- Stephen King
1 Barker, Clive and Peter Atkins. “Other Shelves, Other Shadows: A Conversation (An Interview with Clive Barker)” in Cut! Horror Writers on Horror Film. (New York: Berkley, 1992) p. 22
2 King, Stephen. Danse Macabre. (New York, Everest House, 1981) p. 105-106.
3 Skipp, John and Craig Spector. “Death’s Rich Pageantry” in Cut! Horror Writers on Horror Film. (New York: Berkley, 1992) p. 242.
4 Thompson, Kristin and David Bordwell. Film History: An Introduction 2nd Ed. (New York: McGraw-Hill, 2003) p. 236.
5 Snow White and the Seven Dwarfs (1938), Platinum Edition DVD (2001) cat# 22254
6 Snow White and the Seven Dwarfs (1938), Platinum Edition DVD (2001) cat# 22254
7 King, Stephen. Danse Macabre. (New York, Everest House, 1981) p. 106.
8 Barker, Clive and Stephen Jones. Clive Barker’s A-Z of Horror. (New York: Harper Prism, 1998). p. 85.
9 Barker, Clive and Peter Atkins. “Other Shelves, Other Shadows: A Conversation (An Interview with Clive Barker)” in Cut! Horror Writers on Horror Film. (New York: Berkley, 1992) p. 23
10 King, Stephen. Danse Macabre. (New York, Everest House, 1981) p. 110.
- Barker, Clive and Peter Atkins. “Other Shelves, Other Shadows: A Conversation (An Interview with Clive Barker)” in Cut! Horror Writers on Horror Film. (New York: Berkley, 1992) p. 22 ↩
- King, Stephen. Danse Macabre. (New York, Everest House, 1981) p. 105-106. ↩
- Skipp, John and Craig Spector. “Death’s Rich Pageantry” in Cut! Horror Writers on Horror Film. (New York: Berkley, 1992) p. 242. ↩
- Thompson, Kristin and David Bordwell. Film History: An Introduction 2nd Ed. (New York: McGraw-Hill, 2003) p. 236. ↩
- Snow White and the Seven Dwarfs (1938), Platinum Edition DVD (2001) cat# 22254. ↩
- Snow White and the Seven Dwarfs (1938), Platinum Edition DVD (2001) cat# 22254. ↩
- King, Stephen. Danse Macabre. (New York, Everest House, 1981) p. 106. ↩
- Barker, Clive and Stephen Jones. Clive Barker’s A-Z of Horror. (New York: Harper Prism, 1998). p. 85.. ↩
- Barker, Clive and Peter Atkins. “Other Shelves, Other Shadows: A Conversation (An Interview with Clive Barker)” in Cut! Horror Writers on Horror Film. (New York: Berkley, 1992) p. 23. ↩
- King, Stephen.

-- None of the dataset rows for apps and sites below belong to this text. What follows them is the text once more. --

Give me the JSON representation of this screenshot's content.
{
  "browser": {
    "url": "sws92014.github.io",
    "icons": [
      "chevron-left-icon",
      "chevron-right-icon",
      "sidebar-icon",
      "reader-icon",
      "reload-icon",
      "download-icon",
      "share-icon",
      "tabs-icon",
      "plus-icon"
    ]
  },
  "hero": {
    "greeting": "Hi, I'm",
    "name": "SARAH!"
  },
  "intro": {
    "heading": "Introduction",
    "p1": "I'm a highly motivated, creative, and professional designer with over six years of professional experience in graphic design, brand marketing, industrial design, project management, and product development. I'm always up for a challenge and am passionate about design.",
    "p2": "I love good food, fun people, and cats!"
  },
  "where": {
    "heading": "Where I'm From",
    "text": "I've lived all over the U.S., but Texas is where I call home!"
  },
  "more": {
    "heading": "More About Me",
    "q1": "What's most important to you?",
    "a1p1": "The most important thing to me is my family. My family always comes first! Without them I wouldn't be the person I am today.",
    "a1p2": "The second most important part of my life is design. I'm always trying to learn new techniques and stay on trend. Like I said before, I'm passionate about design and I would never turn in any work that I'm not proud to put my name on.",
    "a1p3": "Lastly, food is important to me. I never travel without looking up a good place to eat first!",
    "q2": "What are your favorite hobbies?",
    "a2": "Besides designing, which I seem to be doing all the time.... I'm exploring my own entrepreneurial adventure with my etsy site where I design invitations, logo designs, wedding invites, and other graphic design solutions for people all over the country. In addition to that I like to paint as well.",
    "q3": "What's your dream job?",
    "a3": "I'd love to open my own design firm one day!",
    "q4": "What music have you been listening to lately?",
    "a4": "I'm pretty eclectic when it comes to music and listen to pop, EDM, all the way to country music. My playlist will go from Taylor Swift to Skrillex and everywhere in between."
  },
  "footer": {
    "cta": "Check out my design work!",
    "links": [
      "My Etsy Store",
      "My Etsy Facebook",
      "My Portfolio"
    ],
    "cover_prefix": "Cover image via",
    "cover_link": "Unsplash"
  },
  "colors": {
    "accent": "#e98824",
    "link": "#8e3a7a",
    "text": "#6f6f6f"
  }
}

Danse Macabre. (New York, Everest House, 1981) p. 110. ↩